* **Records for this exercise**
******

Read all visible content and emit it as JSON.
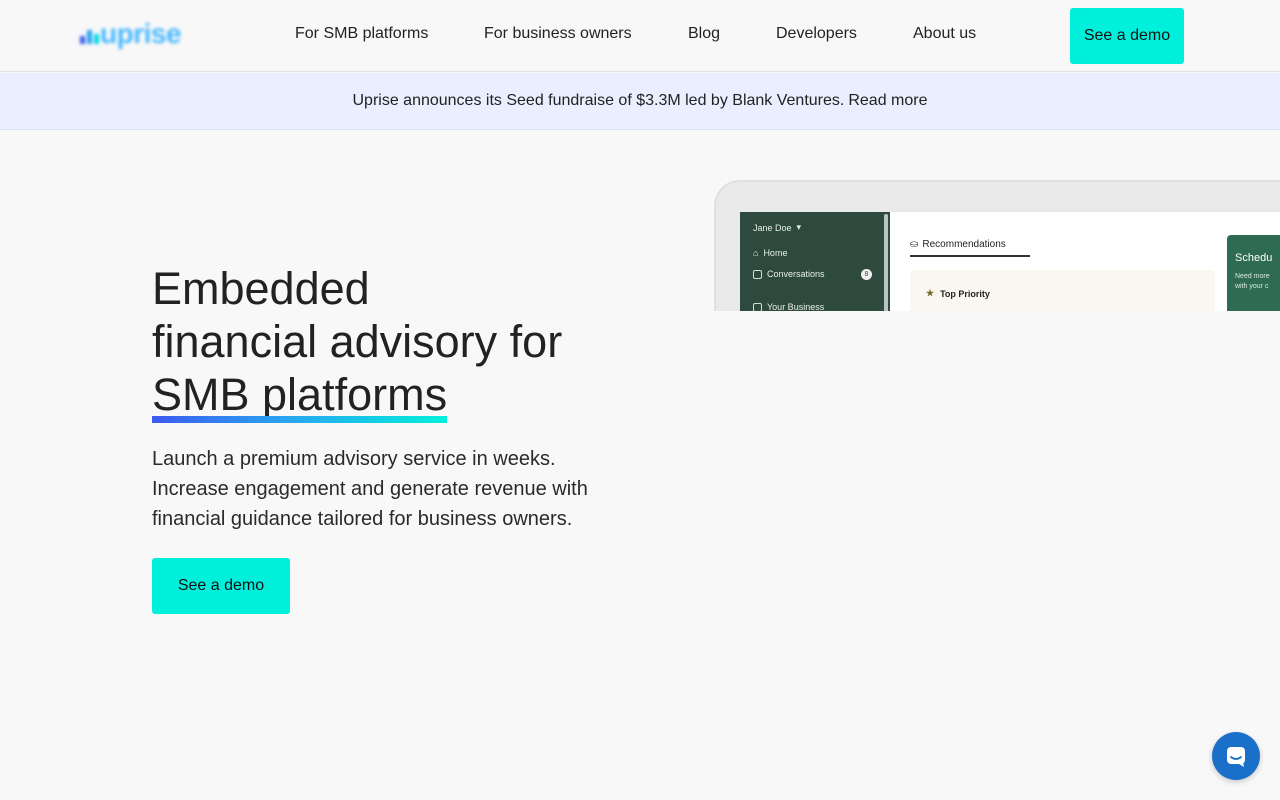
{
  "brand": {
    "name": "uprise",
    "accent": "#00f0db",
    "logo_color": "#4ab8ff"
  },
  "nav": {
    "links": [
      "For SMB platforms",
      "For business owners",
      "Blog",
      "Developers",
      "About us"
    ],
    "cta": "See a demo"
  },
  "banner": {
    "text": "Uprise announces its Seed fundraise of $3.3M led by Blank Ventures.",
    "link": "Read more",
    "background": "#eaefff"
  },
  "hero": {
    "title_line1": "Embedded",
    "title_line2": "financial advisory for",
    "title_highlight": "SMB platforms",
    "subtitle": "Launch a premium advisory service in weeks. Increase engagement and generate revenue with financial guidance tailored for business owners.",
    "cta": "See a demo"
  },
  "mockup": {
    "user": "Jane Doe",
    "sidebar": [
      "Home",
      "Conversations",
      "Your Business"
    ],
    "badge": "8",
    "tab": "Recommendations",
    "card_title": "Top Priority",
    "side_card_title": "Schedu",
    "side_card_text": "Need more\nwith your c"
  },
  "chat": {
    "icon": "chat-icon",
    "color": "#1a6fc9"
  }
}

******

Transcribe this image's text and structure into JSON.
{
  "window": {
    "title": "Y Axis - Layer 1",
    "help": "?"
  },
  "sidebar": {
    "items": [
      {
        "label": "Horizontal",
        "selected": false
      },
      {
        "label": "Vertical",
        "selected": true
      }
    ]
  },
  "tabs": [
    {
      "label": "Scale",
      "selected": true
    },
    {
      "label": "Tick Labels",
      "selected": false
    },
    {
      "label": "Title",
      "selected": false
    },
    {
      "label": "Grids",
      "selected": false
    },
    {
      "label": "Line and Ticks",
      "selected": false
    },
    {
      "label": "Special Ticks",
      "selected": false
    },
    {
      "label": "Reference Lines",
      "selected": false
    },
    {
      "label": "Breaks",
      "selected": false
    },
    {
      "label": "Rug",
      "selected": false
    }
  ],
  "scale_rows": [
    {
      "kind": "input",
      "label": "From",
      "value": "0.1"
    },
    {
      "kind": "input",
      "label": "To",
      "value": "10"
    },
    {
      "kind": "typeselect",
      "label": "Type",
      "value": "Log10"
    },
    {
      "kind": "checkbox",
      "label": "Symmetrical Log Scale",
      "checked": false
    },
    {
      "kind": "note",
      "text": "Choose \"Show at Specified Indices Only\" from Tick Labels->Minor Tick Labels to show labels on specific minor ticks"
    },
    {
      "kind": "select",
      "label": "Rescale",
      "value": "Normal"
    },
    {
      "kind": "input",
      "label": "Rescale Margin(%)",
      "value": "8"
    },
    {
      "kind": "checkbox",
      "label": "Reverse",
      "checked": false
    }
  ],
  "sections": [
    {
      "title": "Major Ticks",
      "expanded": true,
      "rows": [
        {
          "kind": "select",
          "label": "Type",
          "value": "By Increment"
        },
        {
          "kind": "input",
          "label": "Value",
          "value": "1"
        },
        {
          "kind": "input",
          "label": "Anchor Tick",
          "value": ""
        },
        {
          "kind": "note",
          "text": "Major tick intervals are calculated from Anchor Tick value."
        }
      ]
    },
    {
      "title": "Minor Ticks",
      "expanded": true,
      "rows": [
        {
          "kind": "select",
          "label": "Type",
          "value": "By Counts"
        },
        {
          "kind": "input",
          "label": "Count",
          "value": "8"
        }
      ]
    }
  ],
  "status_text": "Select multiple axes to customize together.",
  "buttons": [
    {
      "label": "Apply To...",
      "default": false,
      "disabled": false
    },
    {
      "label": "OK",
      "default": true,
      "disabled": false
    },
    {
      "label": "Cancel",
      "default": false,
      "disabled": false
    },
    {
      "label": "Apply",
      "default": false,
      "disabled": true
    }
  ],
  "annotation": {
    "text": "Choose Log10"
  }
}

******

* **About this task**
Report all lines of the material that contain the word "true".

* **Exercise solution**
        "selected": true
      "selected": true
      "expanded": true,
      "expanded": true,
      "default": true,
      "disabled": true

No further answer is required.